Task objective - Print the data exactly as written, line for line, and leave its pictures behind.

Segment Open

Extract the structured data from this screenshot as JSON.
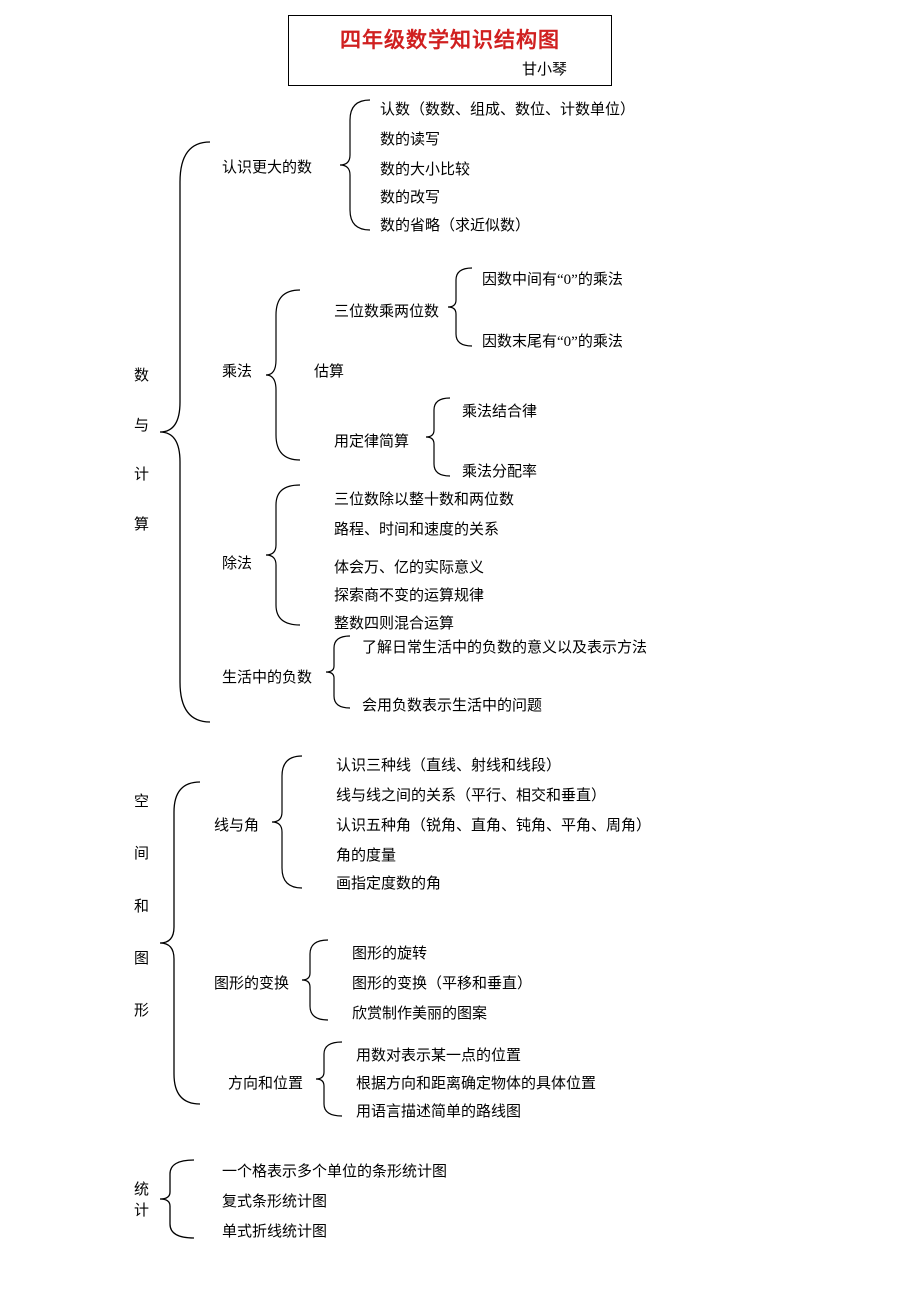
{
  "title": "四年级数学知识结构图",
  "author": "甘小琴",
  "root1": {
    "c0": "数",
    "c1": "与",
    "c2": "计",
    "c3": "算"
  },
  "root2": {
    "c0": "空",
    "c1": "间",
    "c2": "和",
    "c3": "图",
    "c4": "形"
  },
  "root3": {
    "c0": "统",
    "c1": "计"
  },
  "n1": {
    "a": "认识更大的数",
    "a1": "认数（数数、组成、数位、计数单位）",
    "a2": "数的读写",
    "a3": "数的大小比较",
    "a4": "数的改写",
    "a5": "数的省略（求近似数）",
    "b": "乘法",
    "b1": "三位数乘两位数",
    "b1a": "因数中间有“0”的乘法",
    "b1b": "因数末尾有“0”的乘法",
    "b2": "估算",
    "b3": "用定律简算",
    "b3a": "乘法结合律",
    "b3b": "乘法分配率",
    "c": "除法",
    "c1": "三位数除以整十数和两位数",
    "c2": "路程、时间和速度的关系",
    "c3": "体会万、亿的实际意义",
    "c4": "探索商不变的运算规律",
    "c5": "整数四则混合运算",
    "d": "生活中的负数",
    "d1": "了解日常生活中的负数的意义以及表示方法",
    "d2": "会用负数表示生活中的问题"
  },
  "n2": {
    "a": "线与角",
    "a1": "认识三种线（直线、射线和线段）",
    "a2": "线与线之间的关系（平行、相交和垂直）",
    "a3": "认识五种角（锐角、直角、钝角、平角、周角）",
    "a4": "角的度量",
    "a5": "画指定度数的角",
    "b": "图形的变换",
    "b1": "图形的旋转",
    "b2": "图形的变换（平移和垂直）",
    "b3": "欣赏制作美丽的图案",
    "c": "方向和位置",
    "c1": "用数对表示某一点的位置",
    "c2": "根据方向和距离确定物体的具体位置",
    "c3": "用语言描述简单的路线图"
  },
  "n3": {
    "a": "一个格表示多个单位的条形统计图",
    "b": "复式条形统计图",
    "c": "单式折线统计图"
  }
}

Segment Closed

Output of the exercise -
Extract the structured data from this screenshot as JSON.
{
  "title": "四年级数学知识结构图",
  "author": "甘小琴",
  "root1": {
    "c0": "数",
    "c1": "与",
    "c2": "计",
    "c3": "算"
  },
  "root2": {
    "c0": "空",
    "c1": "间",
    "c2": "和",
    "c3": "图",
    "c4": "形"
  },
  "root3": {
    "c0": "统",
    "c1": "计"
  },
  "n1": {
    "a": "认识更大的数",
    "a1": "认数（数数、组成、数位、计数单位）",
    "a2": "数的读写",
    "a3": "数的大小比较",
    "a4": "数的改写",
    "a5": "数的省略（求近似数）",
    "b": "乘法",
    "b1": "三位数乘两位数",
    "b1a": "因数中间有“0”的乘法",
    "b1b": "因数末尾有“0”的乘法",
    "b2": "估算",
    "b3": "用定律简算",
    "b3a": "乘法结合律",
    "b3b": "乘法分配率",
    "c": "除法",
    "c1": "三位数除以整十数和两位数",
    "c2": "路程、时间和速度的关系",
    "c3": "体会万、亿的实际意义",
    "c4": "探索商不变的运算规律",
    "c5": "整数四则混合运算",
    "d": "生活中的负数",
    "d1": "了解日常生活中的负数的意义以及表示方法",
    "d2": "会用负数表示生活中的问题"
  },
  "n2": {
    "a": "线与角",
    "a1": "认识三种线（直线、射线和线段）",
    "a2": "线与线之间的关系（平行、相交和垂直）",
    "a3": "认识五种角（锐角、直角、钝角、平角、周角）",
    "a4": "角的度量",
    "a5": "画指定度数的角",
    "b": "图形的变换",
    "b1": "图形的旋转",
    "b2": "图形的变换（平移和垂直）",
    "b3": "欣赏制作美丽的图案",
    "c": "方向和位置",
    "c1": "用数对表示某一点的位置",
    "c2": "根据方向和距离确定物体的具体位置",
    "c3": "用语言描述简单的路线图"
  },
  "n3": {
    "a": "一个格表示多个单位的条形统计图",
    "b": "复式条形统计图",
    "c": "单式折线统计图"
  }
}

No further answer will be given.